▶ _What is being asked_:
If a line in the data contains "GoerliETH", copy it out.

▶ _Page and application data records_:
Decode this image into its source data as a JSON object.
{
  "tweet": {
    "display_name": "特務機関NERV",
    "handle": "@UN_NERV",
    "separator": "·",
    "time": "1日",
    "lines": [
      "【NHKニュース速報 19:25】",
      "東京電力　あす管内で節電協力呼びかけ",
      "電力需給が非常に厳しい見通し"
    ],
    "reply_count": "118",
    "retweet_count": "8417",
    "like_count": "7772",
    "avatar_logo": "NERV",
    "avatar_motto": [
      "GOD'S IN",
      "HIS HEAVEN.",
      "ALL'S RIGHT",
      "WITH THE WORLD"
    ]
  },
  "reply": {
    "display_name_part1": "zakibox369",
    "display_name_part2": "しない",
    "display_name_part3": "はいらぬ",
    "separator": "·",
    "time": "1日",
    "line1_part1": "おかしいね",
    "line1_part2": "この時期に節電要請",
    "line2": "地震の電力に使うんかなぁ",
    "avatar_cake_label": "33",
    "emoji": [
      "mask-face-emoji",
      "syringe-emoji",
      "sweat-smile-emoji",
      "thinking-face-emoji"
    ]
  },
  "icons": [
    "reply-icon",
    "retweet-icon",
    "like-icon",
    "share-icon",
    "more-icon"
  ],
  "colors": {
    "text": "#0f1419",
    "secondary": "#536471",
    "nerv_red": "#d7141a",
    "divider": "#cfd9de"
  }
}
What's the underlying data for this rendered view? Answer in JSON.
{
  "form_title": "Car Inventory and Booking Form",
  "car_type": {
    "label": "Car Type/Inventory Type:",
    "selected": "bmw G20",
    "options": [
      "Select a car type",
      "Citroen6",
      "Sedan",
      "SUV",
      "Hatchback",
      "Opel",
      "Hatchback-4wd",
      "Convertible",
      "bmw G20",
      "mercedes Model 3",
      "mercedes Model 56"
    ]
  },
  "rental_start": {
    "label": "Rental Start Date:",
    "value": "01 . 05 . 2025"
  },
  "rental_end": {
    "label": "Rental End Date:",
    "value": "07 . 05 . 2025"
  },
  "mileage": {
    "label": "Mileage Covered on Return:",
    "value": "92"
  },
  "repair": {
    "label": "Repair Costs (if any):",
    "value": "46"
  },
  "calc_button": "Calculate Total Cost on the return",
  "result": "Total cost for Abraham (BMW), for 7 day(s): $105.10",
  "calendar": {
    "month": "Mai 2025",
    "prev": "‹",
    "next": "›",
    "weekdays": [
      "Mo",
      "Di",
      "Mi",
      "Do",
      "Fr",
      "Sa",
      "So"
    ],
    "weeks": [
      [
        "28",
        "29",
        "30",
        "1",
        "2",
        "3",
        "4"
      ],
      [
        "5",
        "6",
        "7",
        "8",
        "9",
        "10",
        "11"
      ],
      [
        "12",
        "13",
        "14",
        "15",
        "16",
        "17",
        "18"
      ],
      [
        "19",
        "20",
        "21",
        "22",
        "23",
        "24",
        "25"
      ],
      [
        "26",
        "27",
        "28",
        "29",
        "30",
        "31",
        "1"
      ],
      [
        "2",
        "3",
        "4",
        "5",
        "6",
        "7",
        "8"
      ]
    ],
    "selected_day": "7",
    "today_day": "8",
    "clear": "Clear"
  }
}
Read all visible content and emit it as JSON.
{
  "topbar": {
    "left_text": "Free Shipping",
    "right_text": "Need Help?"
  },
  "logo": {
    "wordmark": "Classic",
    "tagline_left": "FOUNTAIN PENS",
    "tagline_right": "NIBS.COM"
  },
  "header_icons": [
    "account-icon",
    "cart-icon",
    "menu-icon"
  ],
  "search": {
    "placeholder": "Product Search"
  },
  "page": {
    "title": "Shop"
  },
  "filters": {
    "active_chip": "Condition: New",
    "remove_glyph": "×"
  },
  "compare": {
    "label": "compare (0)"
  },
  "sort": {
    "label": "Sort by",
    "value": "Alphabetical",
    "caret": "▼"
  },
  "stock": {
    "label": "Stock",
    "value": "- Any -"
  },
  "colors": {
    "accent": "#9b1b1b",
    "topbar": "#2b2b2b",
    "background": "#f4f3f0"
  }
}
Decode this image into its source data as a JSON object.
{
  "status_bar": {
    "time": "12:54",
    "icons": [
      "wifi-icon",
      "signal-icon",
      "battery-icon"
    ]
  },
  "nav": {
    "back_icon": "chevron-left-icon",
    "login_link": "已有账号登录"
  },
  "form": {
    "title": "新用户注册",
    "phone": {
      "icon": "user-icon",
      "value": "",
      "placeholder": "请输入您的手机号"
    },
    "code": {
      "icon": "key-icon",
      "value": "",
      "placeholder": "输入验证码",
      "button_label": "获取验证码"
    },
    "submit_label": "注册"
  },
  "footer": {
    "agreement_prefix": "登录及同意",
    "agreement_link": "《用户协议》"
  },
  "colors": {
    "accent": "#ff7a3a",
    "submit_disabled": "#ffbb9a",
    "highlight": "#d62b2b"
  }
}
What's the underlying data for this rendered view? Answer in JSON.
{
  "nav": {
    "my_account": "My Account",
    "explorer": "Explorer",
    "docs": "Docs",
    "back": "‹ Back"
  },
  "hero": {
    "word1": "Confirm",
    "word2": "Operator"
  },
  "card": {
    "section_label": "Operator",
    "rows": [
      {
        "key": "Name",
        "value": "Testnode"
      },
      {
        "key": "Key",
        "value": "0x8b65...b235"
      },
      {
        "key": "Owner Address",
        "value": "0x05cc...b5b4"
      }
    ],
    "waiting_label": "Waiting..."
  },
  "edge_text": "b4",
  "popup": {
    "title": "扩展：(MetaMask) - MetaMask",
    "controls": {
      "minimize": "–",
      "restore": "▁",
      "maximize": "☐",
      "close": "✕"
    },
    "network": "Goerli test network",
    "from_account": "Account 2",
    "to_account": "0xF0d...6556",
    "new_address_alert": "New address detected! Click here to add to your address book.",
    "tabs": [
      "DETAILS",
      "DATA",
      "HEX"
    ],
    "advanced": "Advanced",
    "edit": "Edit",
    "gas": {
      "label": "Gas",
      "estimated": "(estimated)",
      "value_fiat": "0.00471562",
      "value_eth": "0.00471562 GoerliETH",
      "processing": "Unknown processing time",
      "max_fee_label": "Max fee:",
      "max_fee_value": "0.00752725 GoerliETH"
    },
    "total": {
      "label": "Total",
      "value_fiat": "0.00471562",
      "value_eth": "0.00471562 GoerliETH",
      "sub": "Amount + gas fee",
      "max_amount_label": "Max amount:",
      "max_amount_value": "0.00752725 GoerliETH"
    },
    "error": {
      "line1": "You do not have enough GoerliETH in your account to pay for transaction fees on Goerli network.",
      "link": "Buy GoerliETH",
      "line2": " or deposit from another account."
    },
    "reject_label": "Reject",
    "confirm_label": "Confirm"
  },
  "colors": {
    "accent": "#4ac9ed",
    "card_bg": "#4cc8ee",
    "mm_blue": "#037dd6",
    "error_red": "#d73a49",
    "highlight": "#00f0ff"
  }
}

▶ _Exercise response_:
      "value_eth": "0.00471562 GoerliETH",
      "max_fee_value": "0.00752725 GoerliETH"
      "value_eth": "0.00471562 GoerliETH",
      "max_amount_value": "0.00752725 GoerliETH"
      "line1": "You do not have enough GoerliETH in your account to pay for transaction fees on Goerli network.",
      "link": "Buy GoerliETH",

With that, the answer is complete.